Urgent amendments to the planning legislation are in effect to address concerns raised by a range of stakeholders, including local government and industry, in response to the COVID-19. Queensland’s planning legislation has been amended to:
· Allow the Minister to decide when an essential business or use, for example supermarkets, should be able to operate and restock 24 hours per day, seven days a week, during an event such as the COVID-19 public health emergency, or other future disasters.
· Provide the opportunity for any person to seek relief from existing development application conditions or other operating constraints through a simple application to the state for a temporary use licence made to the state.
· Introduce flexibility for the Minister to suspend or extend any of the statutory timeframes across the planning framework.
The new provisions provide for business continuity and supply by removing planning constraints, which could be limiting the operation and delivery of essential services.
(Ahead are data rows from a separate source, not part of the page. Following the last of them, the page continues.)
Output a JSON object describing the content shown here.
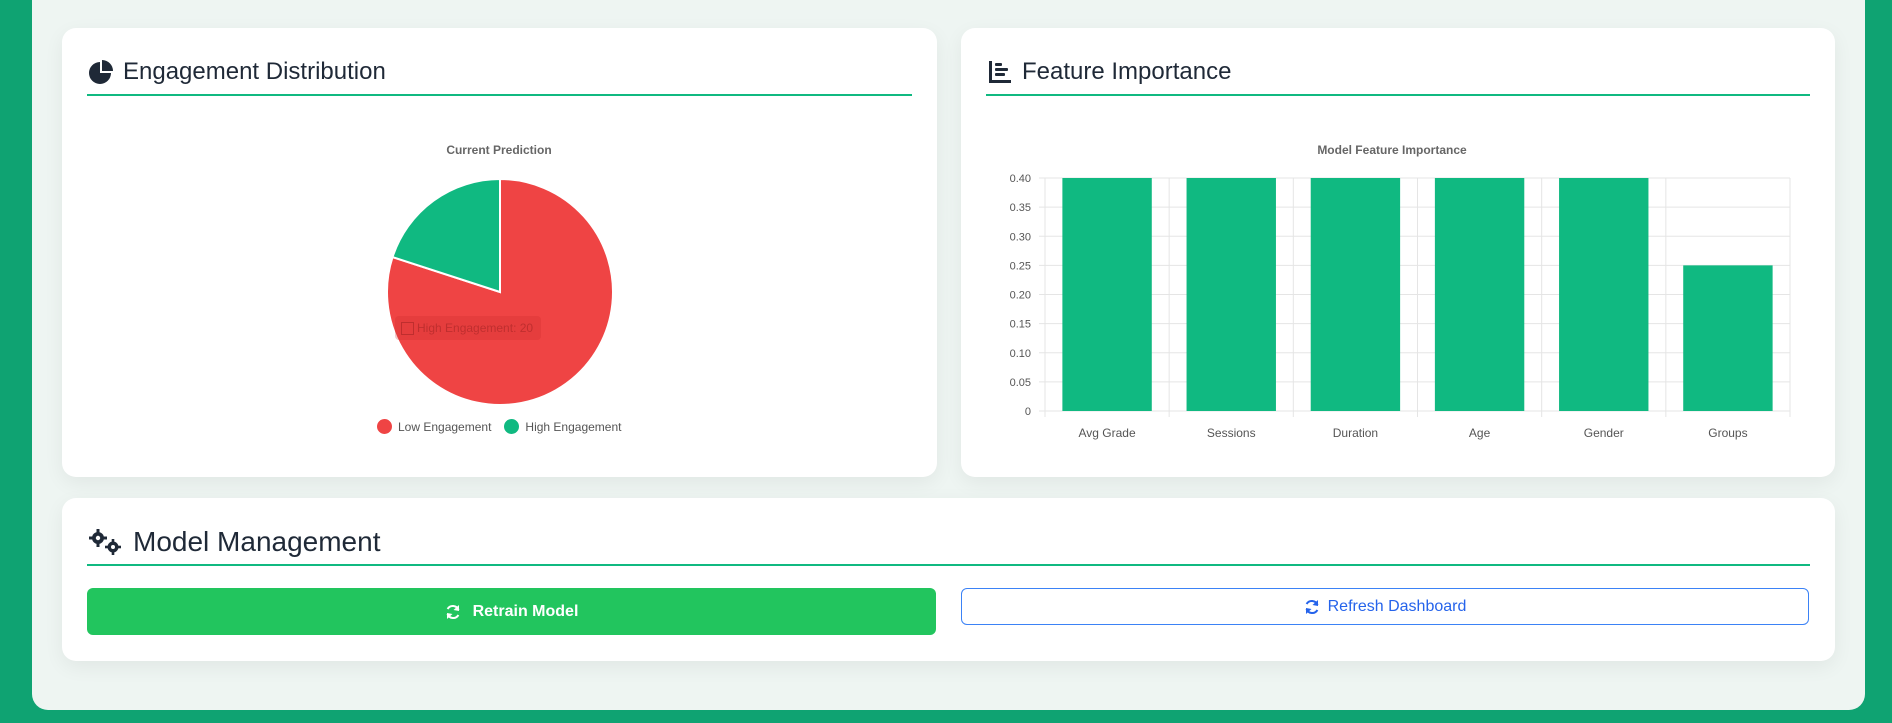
{
  "engagement_card": {
    "title": "Engagement Distribution",
    "icon": "pie-chart-icon",
    "chart_title": "Current Prediction",
    "tooltip_text": "High Engagement: 20",
    "legend": [
      {
        "label": "Low Engagement",
        "color": "#ef4444"
      },
      {
        "label": "High Engagement",
        "color": "#10b981"
      }
    ]
  },
  "feature_card": {
    "title": "Feature Importance",
    "icon": "bar-chart-icon",
    "chart_title": "Model Feature Importance"
  },
  "model_card": {
    "title": "Model Management",
    "icon": "gears-icon",
    "retrain_label": "Retrain Model",
    "refresh_label": "Refresh Dashboard"
  },
  "colors": {
    "accent": "#10b981",
    "low": "#ef4444",
    "retrain": "#22c55e",
    "refresh": "#2563eb"
  },
  "chart_data": [
    {
      "type": "pie",
      "title": "Current Prediction",
      "categories": [
        "Low Engagement",
        "High Engagement"
      ],
      "values": [
        80,
        20
      ],
      "colors": [
        "#ef4444",
        "#10b981"
      ],
      "legend_position": "bottom"
    },
    {
      "type": "bar",
      "title": "Model Feature Importance",
      "categories": [
        "Avg Grade",
        "Sessions",
        "Duration",
        "Age",
        "Gender",
        "Groups"
      ],
      "values": [
        0.4,
        0.4,
        0.4,
        0.4,
        0.4,
        0.25
      ],
      "ylim": [
        0,
        0.4
      ],
      "yticks": [
        "0",
        "0.05",
        "0.10",
        "0.15",
        "0.20",
        "0.25",
        "0.30",
        "0.35",
        "0.40"
      ],
      "grid": true,
      "color": "#10b981"
    }
  ]
}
The amendments also ensure that development assessment, plan-making, and other statutory timeframes under the Planning Act 2016 and Economic Development Act 2012 can be managed, and that local and state government can continue to make decisions and ensure statutory timeframes can be met even if workforces are affected or reduced.
These provisions are now a permanent part of our planning framework, providing flexibility to respond to not only COVID-19, but also to floods, bushfires, cyclones and other disasters. However, the effect of these powers is temporary and only applies for the duration of the declared event.
These provisions commence when the Minister for Planning declares that there is an event, such as a public health emergency or a natural disaster, that will affect state interests.